» **Required action**
Say how many lines in the material below hold the word "legend", and say nothing else.

* * * * * * *

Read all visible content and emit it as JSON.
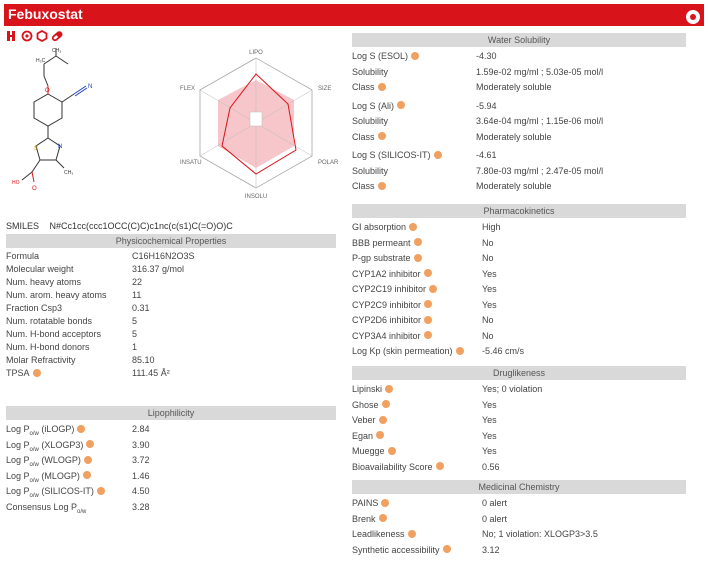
{
  "header": {
    "title": "Febuxostat"
  },
  "smiles": {
    "label": "SMILES",
    "value": "N#Cc1cc(ccc1OCC(C)C)c1nc(c(s1)C(=O)O)C"
  },
  "radar": {
    "labels": [
      "LIPO",
      "SIZE",
      "POLAR",
      "INSOLU",
      "INSATU",
      "FLEX"
    ]
  },
  "physchem": {
    "header": "Physicochemical Properties",
    "rows": [
      {
        "k": "Formula",
        "v": "C16H16N2O3S"
      },
      {
        "k": "Molecular weight",
        "v": "316.37 g/mol"
      },
      {
        "k": "Num. heavy atoms",
        "v": "22"
      },
      {
        "k": "Num. arom. heavy atoms",
        "v": "11"
      },
      {
        "k": "Fraction Csp3",
        "v": "0.31"
      },
      {
        "k": "Num. rotatable bonds",
        "v": "5"
      },
      {
        "k": "Num. H-bond acceptors",
        "v": "5"
      },
      {
        "k": "Num. H-bond donors",
        "v": "1"
      },
      {
        "k": "Molar Refractivity",
        "v": "85.10"
      },
      {
        "k": "TPSA",
        "v": "111.45 Å²"
      }
    ]
  },
  "lipo": {
    "header": "Lipophilicity",
    "rows": [
      {
        "k": "(iLOGP)",
        "v": "2.84"
      },
      {
        "k": "(XLOGP3)",
        "v": "3.90"
      },
      {
        "k": "(WLOGP)",
        "v": "3.72"
      },
      {
        "k": "(MLOGP)",
        "v": "1.46"
      },
      {
        "k": "(SILICOS-IT)",
        "v": "4.50"
      }
    ],
    "logp_prefix": "Log P",
    "logp_sub": "o/w",
    "consensus_label": "Consensus Log P",
    "consensus_value": "3.28"
  },
  "water": {
    "header": "Water Solubility",
    "blocks": [
      {
        "title": "Log S (ESOL)",
        "logs": "-4.30",
        "sol": "1.59e-02 mg/ml ; 5.03e-05 mol/l",
        "cls": "Moderately soluble"
      },
      {
        "title": "Log S (Ali)",
        "logs": "-5.94",
        "sol": "3.64e-04 mg/ml ; 1.15e-06 mol/l",
        "cls": "Moderately soluble"
      },
      {
        "title": "Log S (SILICOS-IT)",
        "logs": "-4.61",
        "sol": "7.80e-03 mg/ml ; 2.47e-05 mol/l",
        "cls": "Moderately soluble"
      }
    ],
    "sol_label": "Solubility",
    "cls_label": "Class"
  },
  "pk": {
    "header": "Pharmacokinetics",
    "rows": [
      {
        "k": "GI absorption",
        "v": "High"
      },
      {
        "k": "BBB permeant",
        "v": "No"
      },
      {
        "k": "P-gp substrate",
        "v": "No"
      },
      {
        "k": "CYP1A2 inhibitor",
        "v": "Yes"
      },
      {
        "k": "CYP2C19 inhibitor",
        "v": "Yes"
      },
      {
        "k": "CYP2C9 inhibitor",
        "v": "Yes"
      },
      {
        "k": "CYP2D6 inhibitor",
        "v": "No"
      },
      {
        "k": "CYP3A4 inhibitor",
        "v": "No"
      },
      {
        "k": "Log Kp (skin permeation)",
        "v": "-5.46 cm/s"
      }
    ]
  },
  "drug": {
    "header": "Druglikeness",
    "rows": [
      {
        "k": "Lipinski",
        "v": "Yes; 0 violation"
      },
      {
        "k": "Ghose",
        "v": "Yes"
      },
      {
        "k": "Veber",
        "v": "Yes"
      },
      {
        "k": "Egan",
        "v": "Yes"
      },
      {
        "k": "Muegge",
        "v": "Yes"
      },
      {
        "k": "Bioavailability Score",
        "v": "0.56"
      }
    ]
  },
  "medchem": {
    "header": "Medicinal Chemistry",
    "rows": [
      {
        "k": "PAINS",
        "v": "0 alert"
      },
      {
        "k": "Brenk",
        "v": "0 alert"
      },
      {
        "k": "Leadlikeness",
        "v": "No; 1 violation: XLOGP3>3.5"
      },
      {
        "k": "Synthetic accessibility",
        "v": "3.12"
      }
    ]
  },
  "colors": {
    "brand": "#d8141a",
    "header_bg": "#d9d9d9",
    "radar_fill": "#f4b8bd",
    "info": "#f0a060"
  }
}
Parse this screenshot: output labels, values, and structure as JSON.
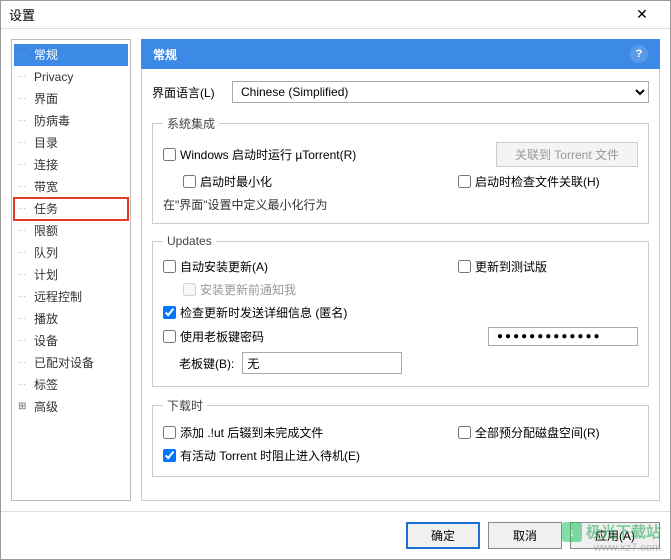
{
  "window": {
    "title": "设置"
  },
  "sidebar": {
    "items": [
      {
        "label": "常规",
        "selected": true
      },
      {
        "label": "Privacy"
      },
      {
        "label": "界面"
      },
      {
        "label": "防病毒"
      },
      {
        "label": "目录"
      },
      {
        "label": "连接"
      },
      {
        "label": "带宽"
      },
      {
        "label": "任务",
        "highlighted": true
      },
      {
        "label": "限额"
      },
      {
        "label": "队列"
      },
      {
        "label": "计划"
      },
      {
        "label": "远程控制"
      },
      {
        "label": "播放"
      },
      {
        "label": "设备"
      },
      {
        "label": "已配对设备"
      },
      {
        "label": "标签"
      },
      {
        "label": "高级",
        "expandable": true
      }
    ]
  },
  "header": {
    "title": "常规",
    "help": "?"
  },
  "lang": {
    "label": "界面语言(L)",
    "value": "Chinese (Simplified)"
  },
  "groups": {
    "system": {
      "legend": "系统集成",
      "startup": "Windows 启动时运行 µTorrent(R)",
      "assoc_btn": "关联到 Torrent 文件",
      "minimize": "启动时最小化",
      "check_assoc": "启动时检查文件关联(H)",
      "note": "在\"界面\"设置中定义最小化行为"
    },
    "updates": {
      "legend": "Updates",
      "auto": "自动安装更新(A)",
      "beta": "更新到测试版",
      "notify": "安装更新前通知我",
      "send_anon": "检查更新时发送详细信息 (匿名)",
      "boss_pwd": "使用老板键密码",
      "pwd_value": "●●●●●●●●●●●●●",
      "boss_label": "老板键(B):",
      "boss_value": "无"
    },
    "download": {
      "legend": "下载时",
      "append_ut": "添加 .!ut 后辍到未完成文件",
      "prealloc": "全部预分配磁盘空间(R)",
      "prevent_standby": "有活动 Torrent 时阻止进入待机(E)"
    }
  },
  "footer": {
    "ok": "确定",
    "cancel": "取消",
    "apply": "应用(A)"
  },
  "watermark": {
    "name": "极光下载站",
    "url": "www.xz7.com"
  }
}
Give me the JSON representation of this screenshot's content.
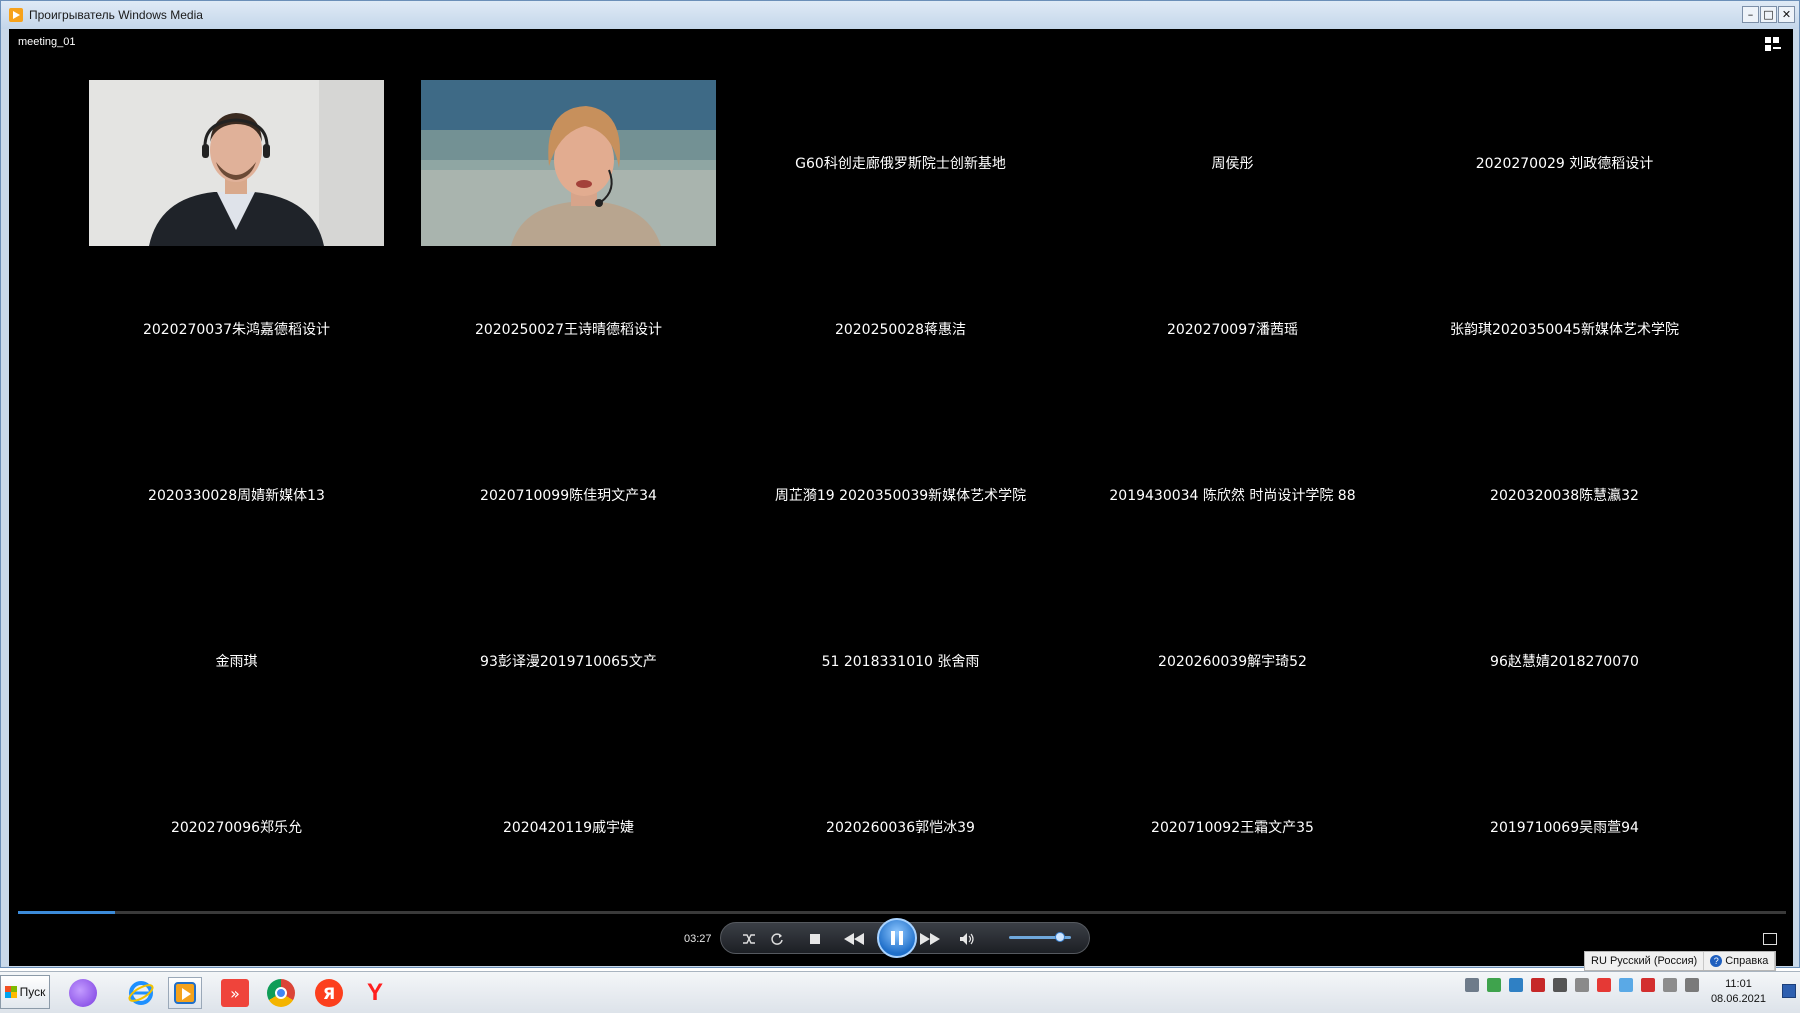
{
  "window": {
    "title": "Проигрыватель Windows Media",
    "minimize": "–",
    "maximize": "□",
    "close": "✕"
  },
  "video": {
    "file_name": "meeting_01",
    "participants": [
      {
        "name": "",
        "camera": true,
        "person": "man"
      },
      {
        "name": "",
        "camera": true,
        "person": "woman"
      },
      {
        "name": "G60科创走廊俄罗斯院士创新基地"
      },
      {
        "name": "周侯彤"
      },
      {
        "name": "2020270029 刘政德稻设计"
      },
      {
        "name": "2020270037朱鸿嘉德稻设计"
      },
      {
        "name": "2020250027王诗晴德稻设计"
      },
      {
        "name": "2020250028蒋惠洁"
      },
      {
        "name": "2020270097潘茜瑶"
      },
      {
        "name": "张韵琪2020350045新媒体艺术学院"
      },
      {
        "name": "2020330028周婧新媒体13"
      },
      {
        "name": "2020710099陈佳玥文产34"
      },
      {
        "name": "周芷漪19  2020350039新媒体艺术学院"
      },
      {
        "name": "2019430034 陈欣然 时尚设计学院 88"
      },
      {
        "name": "2020320038陈慧瀛32"
      },
      {
        "name": "金雨琪"
      },
      {
        "name": "93彭译漫2019710065文产"
      },
      {
        "name": "51 2018331010 张舍雨"
      },
      {
        "name": "2020260039解宇琦52"
      },
      {
        "name": "96赵慧婧2018270070"
      },
      {
        "name": "2020270096郑乐允"
      },
      {
        "name": "2020420119戚宇婕"
      },
      {
        "name": "2020260036郭恺冰39"
      },
      {
        "name": "2020710092王霜文产35"
      },
      {
        "name": "2019710069吴雨萱94"
      }
    ]
  },
  "player": {
    "time": "03:27",
    "progress": 0.055,
    "volume": 0.82,
    "buttons": [
      "shuffle-icon",
      "repeat-icon",
      "stop-icon",
      "previous-icon",
      "pause-icon",
      "next-icon",
      "volume-icon"
    ]
  },
  "langbar": {
    "language": "RU Русский (Россия)",
    "help": "Справка"
  },
  "taskbar": {
    "start_label": "Пуск",
    "clock_time": "11:01",
    "clock_date": "08.06.2021"
  },
  "colors": {
    "accent": "#3c8bd9",
    "video_bg": "#000000"
  }
}
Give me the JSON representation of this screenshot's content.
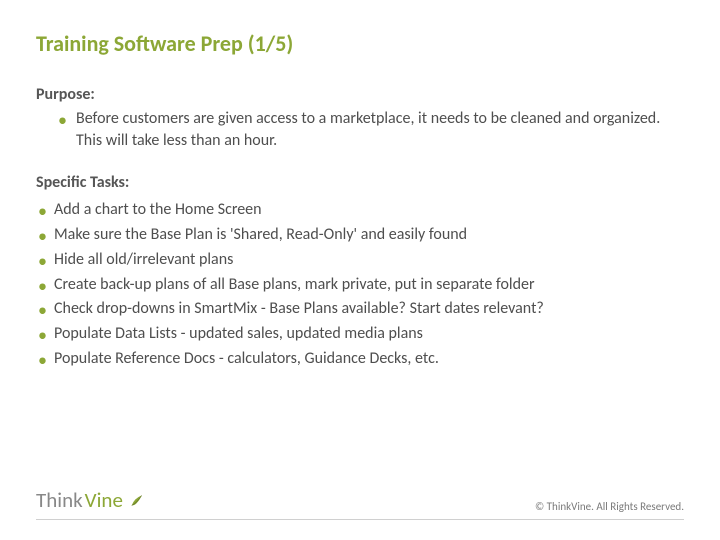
{
  "title": "Training Software Prep (1/5)",
  "purpose": {
    "label": "Purpose:",
    "text": "Before customers are given access to a marketplace, it needs to be cleaned and organized. This will take less than an hour."
  },
  "tasks_label": "Specific Tasks:",
  "tasks": [
    "Add a chart to the Home Screen",
    "Make sure the Base Plan is 'Shared, Read-Only' and easily found",
    "Hide all old/irrelevant plans",
    "Create back-up plans of all Base plans, mark private, put in separate folder",
    "Check drop-downs in SmartMix - Base Plans available? Start dates relevant?",
    "Populate Data Lists - updated sales, updated media plans",
    "Populate Reference Docs - calculators, Guidance Decks, etc."
  ],
  "logo": {
    "part1": "Think",
    "part2": "Vine"
  },
  "copyright": "© ThinkVine.  All Rights Reserved."
}
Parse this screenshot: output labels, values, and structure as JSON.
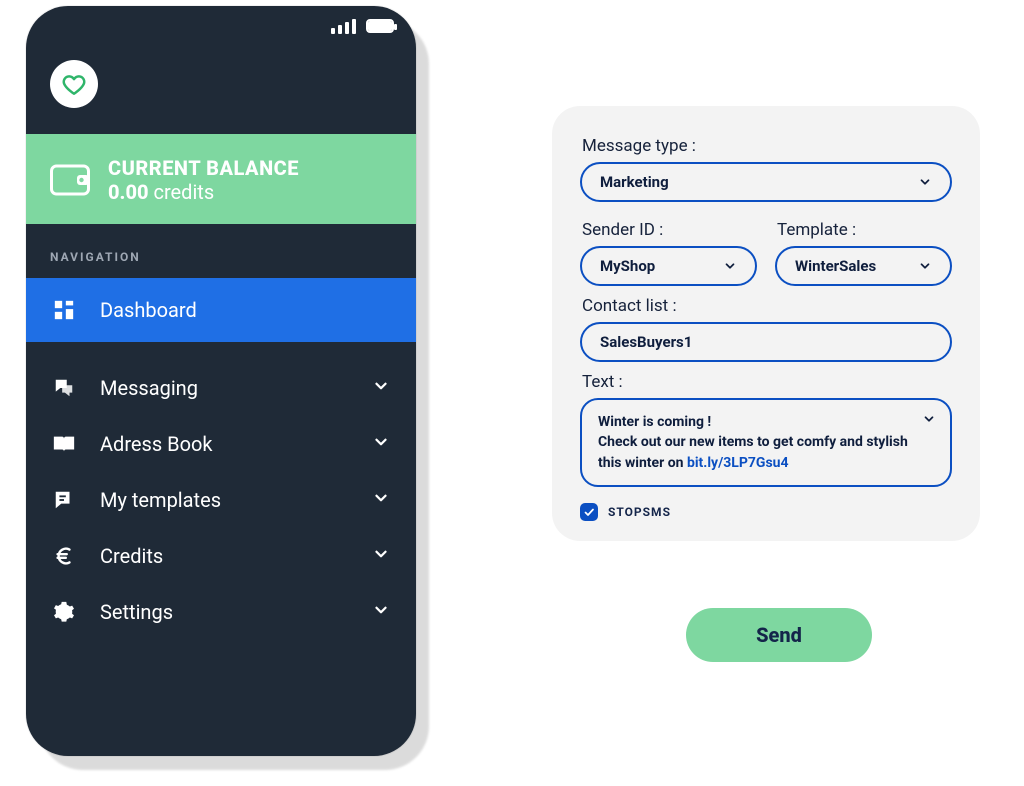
{
  "phone": {
    "balance": {
      "title": "CURRENT BALANCE",
      "amount": "0.00",
      "unit": "credits"
    },
    "nav_header": "NAVIGATION",
    "items": [
      {
        "icon": "dashboard-icon",
        "label": "Dashboard",
        "expandable": false,
        "active": true
      },
      {
        "icon": "messaging-icon",
        "label": "Messaging",
        "expandable": true,
        "active": false
      },
      {
        "icon": "book-icon",
        "label": "Adress Book",
        "expandable": true,
        "active": false
      },
      {
        "icon": "templates-icon",
        "label": "My templates",
        "expandable": true,
        "active": false
      },
      {
        "icon": "euro-icon",
        "label": "Credits",
        "expandable": true,
        "active": false
      },
      {
        "icon": "gear-icon",
        "label": "Settings",
        "expandable": true,
        "active": false
      }
    ]
  },
  "form": {
    "message_type_label": "Message type :",
    "message_type_value": "Marketing",
    "sender_id_label": "Sender ID :",
    "sender_id_value": "MyShop",
    "template_label": "Template :",
    "template_value": "WinterSales",
    "contact_list_label": "Contact list :",
    "contact_list_value": "SalesBuyers1",
    "text_label": "Text :",
    "text_value_line1": "Winter is coming !",
    "text_value_line2": "Check out our new items to get comfy and stylish this winter on",
    "text_value_link": "bit.ly/3LP7Gsu4",
    "stopsms_label": "STOPSMS",
    "stopsms_checked": true
  },
  "send_button_label": "Send",
  "colors": {
    "green": "#7ed7a0",
    "blue": "#1f6fe5",
    "blue_border": "#0b4fc2",
    "phone_bg": "#1f2a37",
    "panel_bg": "#f3f3f3"
  }
}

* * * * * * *

» **Solved problem**
3